Required action »
Extract every line from the records below that contains the word "JSON".

= = =

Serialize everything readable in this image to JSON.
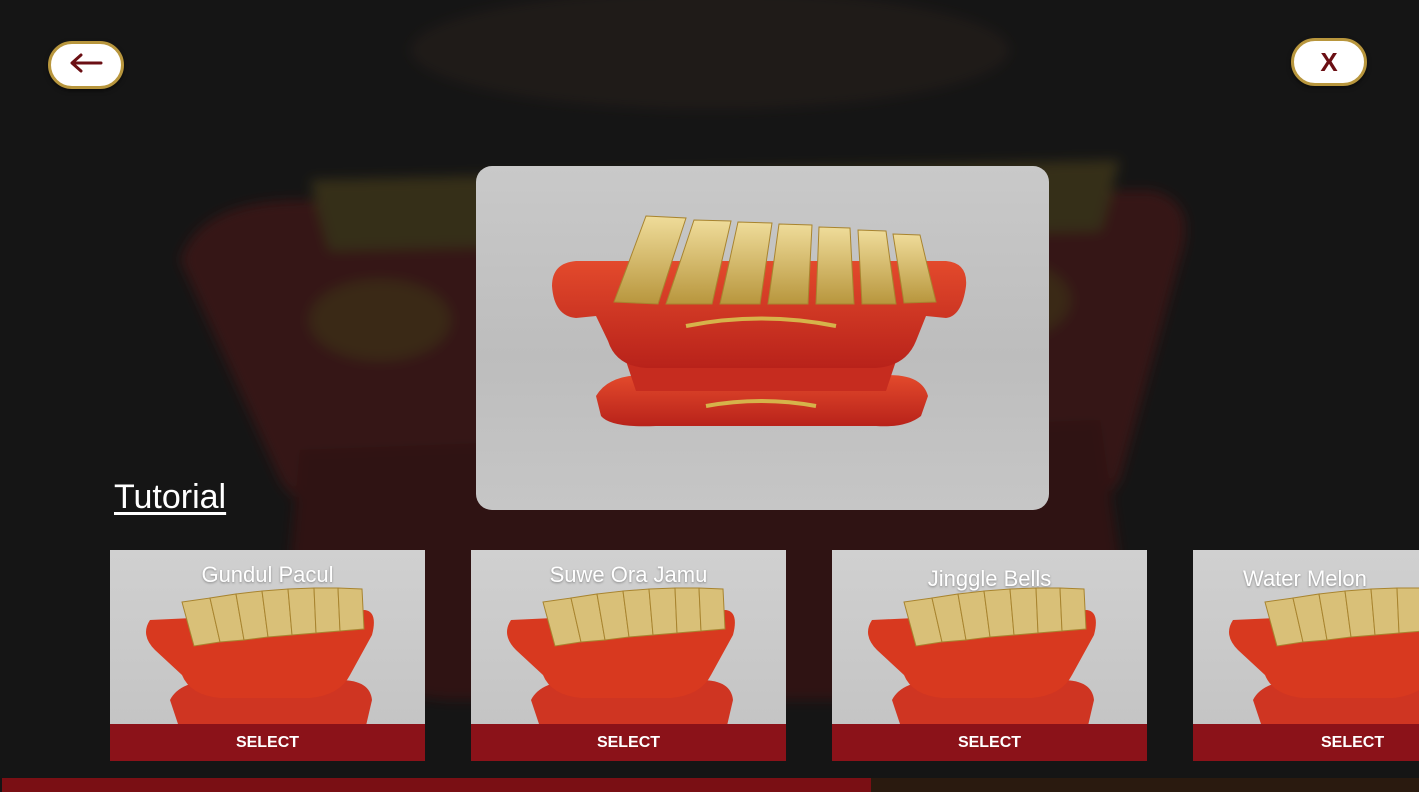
{
  "header": {
    "back_icon": "arrow-left-icon",
    "close_label": "X"
  },
  "colors": {
    "accent_red": "#8b1219",
    "button_border_gold": "#b8963d",
    "close_text": "#6b0f14"
  },
  "preview": {
    "image": "gambang-instrument-3d-render"
  },
  "tutorial": {
    "label": "Tutorial"
  },
  "songs": [
    {
      "title": "Gundul Pacul",
      "select_label": "SELECT"
    },
    {
      "title": "Suwe Ora Jamu",
      "select_label": "SELECT"
    },
    {
      "title": "Jinggle Bells",
      "select_label": "SELECT"
    },
    {
      "title": "Water Melon",
      "select_label": "SELECT"
    }
  ]
}
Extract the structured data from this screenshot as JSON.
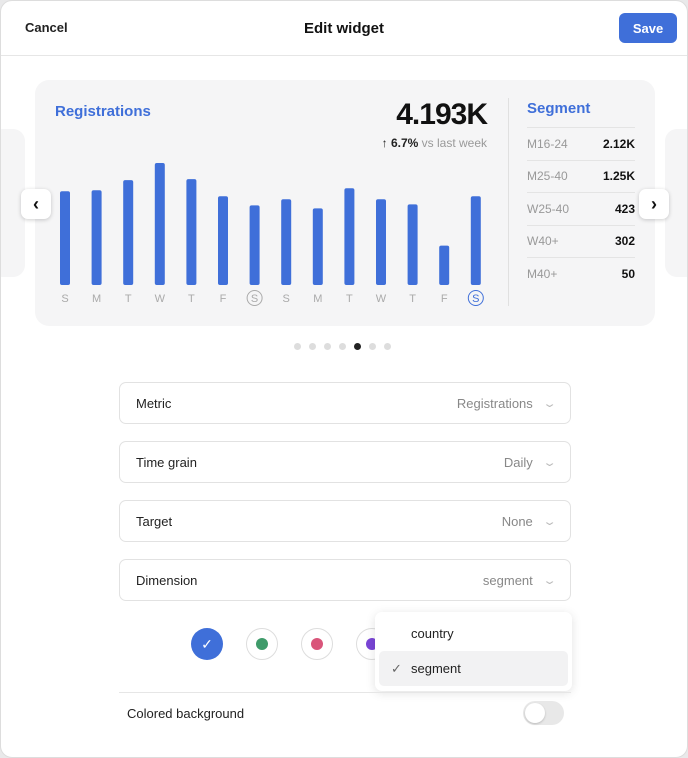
{
  "header": {
    "cancel": "Cancel",
    "title": "Edit widget",
    "save": "Save"
  },
  "widget": {
    "title": "Registrations",
    "value": "4.193K",
    "delta": "6.7%",
    "delta_suffix": "vs last week",
    "delta_direction": "up",
    "accent": "#3f6fd9",
    "chart_data": {
      "type": "bar",
      "categories": [
        "S",
        "M",
        "T",
        "W",
        "T",
        "F",
        "S",
        "S",
        "M",
        "T",
        "W",
        "T",
        "F",
        "S"
      ],
      "values": [
        93,
        94,
        104,
        121,
        105,
        88,
        79,
        85,
        76,
        96,
        85,
        80,
        39,
        88
      ],
      "highlighted": [
        6,
        13
      ]
    },
    "segment": {
      "title": "Segment",
      "rows": [
        {
          "k": "M16-24",
          "v": "2.12K"
        },
        {
          "k": "M25-40",
          "v": "1.25K"
        },
        {
          "k": "W25-40",
          "v": "423"
        },
        {
          "k": "W40+",
          "v": "302"
        },
        {
          "k": "M40+",
          "v": "50"
        }
      ]
    }
  },
  "carousel": {
    "pages": 7,
    "active": 4
  },
  "form": [
    {
      "label": "Metric",
      "value": "Registrations"
    },
    {
      "label": "Time grain",
      "value": "Daily"
    },
    {
      "label": "Target",
      "value": "None"
    },
    {
      "label": "Dimension",
      "value": "segment"
    }
  ],
  "colors": [
    "#3f6fd9",
    "#3f9b6a",
    "#d9557a",
    "#7a45d6"
  ],
  "dropdown": {
    "options": [
      "country",
      "segment"
    ],
    "selected": "segment"
  },
  "colored_background": {
    "label": "Colored background",
    "on": false
  }
}
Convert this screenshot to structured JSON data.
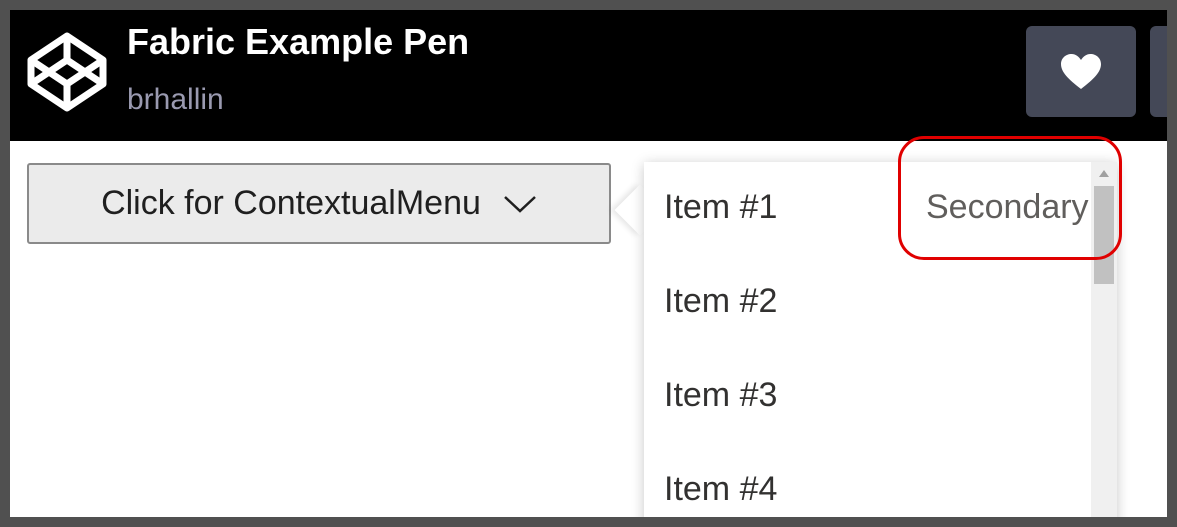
{
  "header": {
    "title": "Fabric Example Pen",
    "author": "brhallin",
    "logo_icon": "codepen-logo-icon",
    "heart_icon": "heart-icon"
  },
  "menu_button": {
    "label": "Click for ContextualMenu",
    "icon": "chevron-down-icon"
  },
  "contextual_menu": {
    "items": [
      {
        "label": "Item #1",
        "secondary": "Secondary"
      },
      {
        "label": "Item #2",
        "secondary": ""
      },
      {
        "label": "Item #3",
        "secondary": ""
      },
      {
        "label": "Item #4",
        "secondary": ""
      }
    ]
  },
  "colors": {
    "header_bg": "#000000",
    "author_text": "#9a9ab0",
    "action_button_bg": "#444857",
    "menu_button_bg": "#ebebeb",
    "annotation": "#e00000"
  }
}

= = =

Your response »
Serialize everything readable in this image to JSON.
Extract the structured data from this screenshot as JSON.
Convert this screenshot to structured JSON data.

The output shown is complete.